To create a compelling story, the Dannon marketers conducted in-home tests and focus groups with women ages 25- 64. The participants all had one touchy issue in common: irregularity. The consumers ate Activia for two weeks and were interviewed before and after the tests for feedback.
Among the findings: The consumers liked Activia’screamy texture and overall taste. But they were skeptical when they heard about probiotics and ingredients like “bifidus regularis” (see box, page 27).
That insight informed a key part of the marketing strategy. “This skepticism about probiotics encouraged us to follow our instincts to emphasize the benefits rather than [the word itself]” in the advertising, explained Ostermayr.
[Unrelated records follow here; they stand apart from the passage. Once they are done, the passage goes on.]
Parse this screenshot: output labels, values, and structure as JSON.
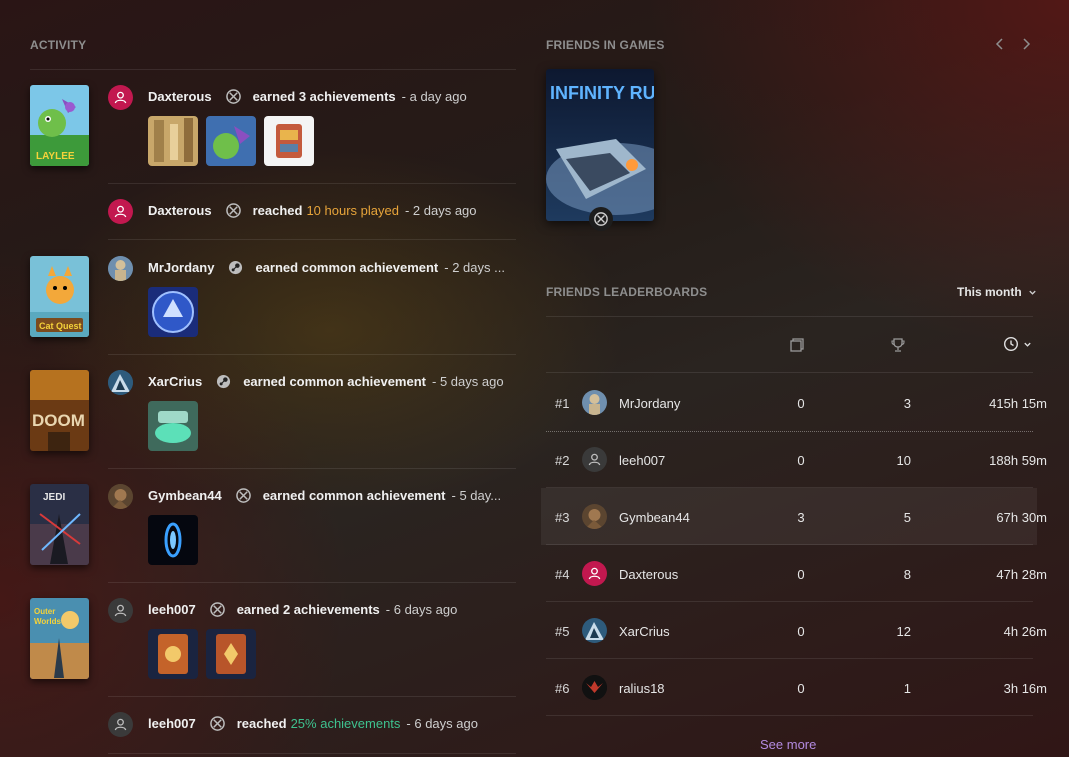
{
  "activity": {
    "title": "ACTIVITY",
    "entries": [
      {
        "rows": [
          {
            "user": "Daxterous",
            "platform": "xbox",
            "verb": "earned 3 achievements",
            "highlight": "",
            "when": "- a day ago"
          },
          {
            "user": "Daxterous",
            "platform": "xbox",
            "verb": "reached",
            "highlight": "10 hours played",
            "when": "- 2 days ago"
          }
        ]
      },
      {
        "rows": [
          {
            "user": "MrJordany",
            "platform": "steam",
            "verb": "earned common achievement",
            "highlight": "",
            "when": "- 2 days ..."
          }
        ]
      },
      {
        "rows": [
          {
            "user": "XarCrius",
            "platform": "steam",
            "verb": "earned common achievement",
            "highlight": "",
            "when": "- 5 days ago"
          }
        ]
      },
      {
        "rows": [
          {
            "user": "Gymbean44",
            "platform": "xbox",
            "verb": "earned common achievement",
            "highlight": "",
            "when": "- 5 day..."
          }
        ]
      },
      {
        "rows": [
          {
            "user": "leeh007",
            "platform": "xbox",
            "verb": "earned 2 achievements",
            "highlight": "",
            "when": "- 6 days ago"
          },
          {
            "user": "leeh007",
            "platform": "xbox",
            "verb": "reached",
            "highlight": "25% achievements",
            "when": "- 6 days ago"
          }
        ]
      }
    ]
  },
  "friends_in_games": {
    "title": "FRIENDS IN GAMES",
    "game_title": "INFINITY RUNNER"
  },
  "leaderboard": {
    "title": "FRIENDS LEADERBOARDS",
    "period": "This month",
    "see_more": "See more",
    "rows": [
      {
        "rank": "#1",
        "name": "MrJordany",
        "games": "0",
        "trophies": "3",
        "time": "415h 15m"
      },
      {
        "rank": "#2",
        "name": "leeh007",
        "games": "0",
        "trophies": "10",
        "time": "188h 59m"
      },
      {
        "rank": "#3",
        "name": "Gymbean44",
        "games": "3",
        "trophies": "5",
        "time": "67h 30m"
      },
      {
        "rank": "#4",
        "name": "Daxterous",
        "games": "0",
        "trophies": "8",
        "time": "47h 28m"
      },
      {
        "rank": "#5",
        "name": "XarCrius",
        "games": "0",
        "trophies": "12",
        "time": "4h 26m"
      },
      {
        "rank": "#6",
        "name": "ralius18",
        "games": "0",
        "trophies": "1",
        "time": "3h 16m"
      }
    ]
  },
  "colors": {
    "accent_link": "#b38be0",
    "highlight_orange": "#e7a43a",
    "highlight_green": "#3ec28f",
    "avatar_pink": "#c2184f"
  }
}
By his own admission, Ostermayr knew Dannon was not going to win any creative prizes for Activia’s advertising. That wasn’t the goal.
“The ads had to communicate the benefits . . . they could not just be fun or entertaining. It’s all about the credibility,” he said.
The first round of TV ads broke in February 2006 on broadcast networks and female-skewing cable channels including Lifetime and Food Network. In one spot, college students are discussing digestive problems caused by the stresses of school and unhealthy eating habits. One girl is sitting on a sofa, trying to study, when her roommate walks in and asks her if she feels like going out.
“I can’t. I feel bloated, irregular.”
“It’s probably the stress from exams. Look how it makes us eat.”
“So how come you’re OK?”
“I eat Activia. Every day.”
The voiceover chimes in: “Dannon Activia . . . clinically proven to naturally regulate digestive systems in two weeks.”
If such dialogue seems startlingly frank, particularly for a food ad, that’s exactly the point Ostermayr wanted Activia to make.
“Andreas was key in getting the team to focus on the functional component of Activia instead of following the general trend of communicating taste,” said Vasconcellos.
Last fall, a second flight of ads featured women of various ages engaged in more conversations about digestive health. This time, Dannon upped the ante with ads touting a money-back guarantee offer known as the Activia Challenge, and promising, “Eat it everyday for two weeks . . . It works or it’s free.”
That offer reflects a confidence in a product that has been, since its introduction in the U.S., a huge hit. Activia launched nationally in grocery and mass retailers in mid January 2006. It rolled out to warehouse clubs a few months later. Activia was initially available in fourounce four- and eight-packs in strawberry, vanilla, blueberry, peach, prune and mixed berry. The suggested retail price s were $2.49 and $4.49, respectively.
When Activia launched, Dannon conducted in-store sampling in thousands of stores nationwide. “We recruited staffers who were able to understand and clearly communicate the clinically proven benefits of Activia and could answer questions about probiotics,” Ostermayr said. The sampling began during the launch and continued throughout the first half of 2006.
The consumer and retailer response to Activia exceeded Dannon’s expectations. Within three months Activia had almost 90% distribution in the mass grocery channel. Within six months, Activia had achieved between 70-80% aided awareness among consumers, according to Millward Brown, a New York research firm. In fact, because sales exceeded expectations, Dannon was forced to reduce the originally planned sampling investment.
“We were running into a limited supply situation, so we reduced the sampling investment to help control the issue,” said Ostermayr.
Looking ahead to 2008, Ostermayr is mum about plans for Activia, though he hinted at a round of new flavors and ads. He was more effusive in summing up the success of Activia so far.
“We offered innovation and value to consumers by means of functionality,” he said. “And they embraced it.”
Photo by Frank Veronsky